This tells me that something is rotten with the ICZN - at least when applied to 
family-level taxa.    

> And sometimes they're corrected, like when Sereno tried to use 
> and define Oviraptoroidea, but it was pointed out Caenagnathoidea had 
> priority.  

Or we could assert that Oviraptoroidea is not a superfamily, which puts it 
outside the ICZN's jurisdiction.  I'm not saying that this is something that 
can be done, or should be done.  I'm merely demonstrating that the ICZN can 
often be skirted when deemed necessary, at least when it comes to coordinated 
family-level taxonomy.

> In your system, these kinds of priority-flouting cases could very well 
> be the norm and lead to anarchy and vanity taxonomy.

Well, let's just pick a name and run with it.  Let's decide once and for all 
that Tyrannosauridae, Coelophysidae, Sinraptoridae, etc are the best names.  If 
this goes against the grain of the ICZN, too bad.

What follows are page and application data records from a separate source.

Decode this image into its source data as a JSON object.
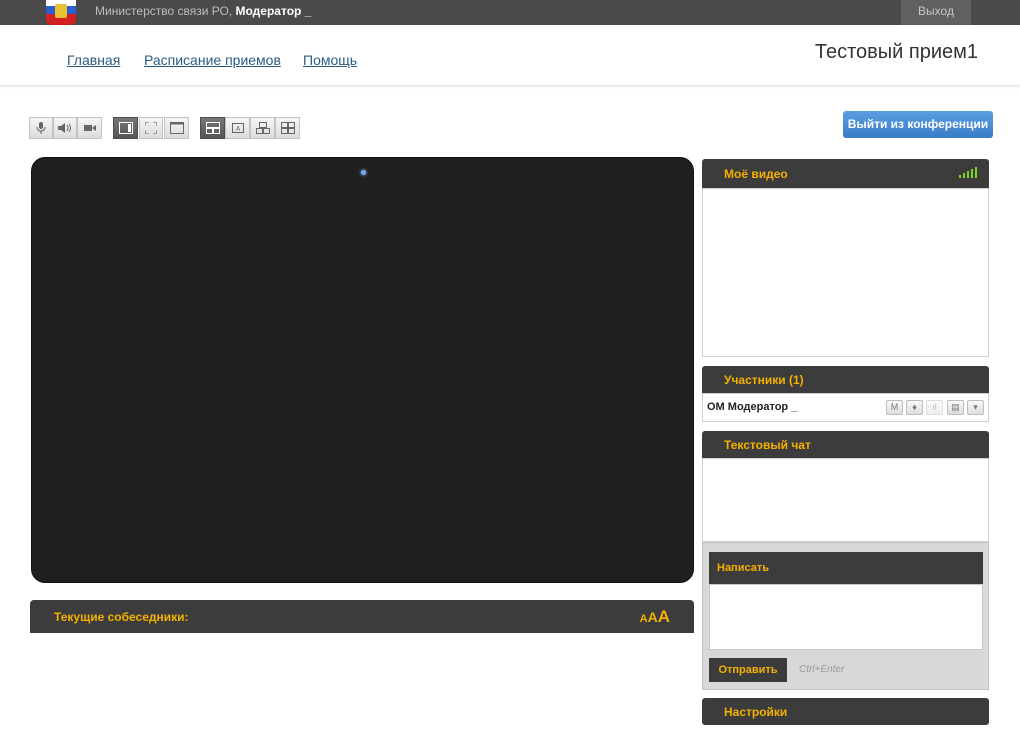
{
  "topbar": {
    "org_prefix": "Министерство связи РО,",
    "user": "Модератор _",
    "exit_label": "Выход"
  },
  "nav": {
    "items": [
      "Главная",
      "Расписание приемов",
      "Помощь"
    ]
  },
  "room_title": "Тестовый прием1",
  "toolbar": {
    "leave_label": "Выйти из конференции"
  },
  "current": {
    "label": "Текущие собеседники:",
    "font_sizes": [
      "A",
      "A",
      "A"
    ]
  },
  "panels": {
    "my_video": "Моё видео",
    "participants": "Участники (1)",
    "participant_name": "ОМ Модератор _",
    "chat": "Текстовый чат",
    "compose": "Написать",
    "send_label": "Отправить",
    "send_hint": "Ctrl+Enter",
    "settings": "Настройки"
  },
  "colors": {
    "accent": "#f5b000",
    "dark_panel": "#3c3c3c",
    "link": "#2a5c84",
    "primary_button": "#3a7dc8",
    "signal": "#7ed31b"
  }
}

> I agree it sometimes works out better, like for
> Cetiosaurus.  I just don't think Stegosaurus should be
> given a new type species.  

You're being subjective.  You can't escape a certain level of subjectivity 
within taxonomy.  I say we should embrace it for the common good - the 'common 
good' being taxonomic stability.

> You want eponymous clades to be based on
nd definitions to be based
> on complete and diagnostic species, 

Yes I do.  Though I'd settle for "diagnostic", because "complete" is a tall 

> but what you want
> doesn't correspond to the rules that are currently dictated
> by the body being petitioned.  We can argue all day over
> which system we should have, but based on which system we DO
> have, the choice for Stegosaurus armatus is clear.

The system is broken.  The system certainly sucks when it comes to coordinated 
family-level taxonomy.  There is no way that anyone should have to go 
cap-in-hand to the ICZN asking that Tyrannosauridae be allowed to have 
precedence over Deinodontidae.  Experts in the field have already made their 
choice, and I'm afraid Deinodontidae didn't make the cut.  Let's move on.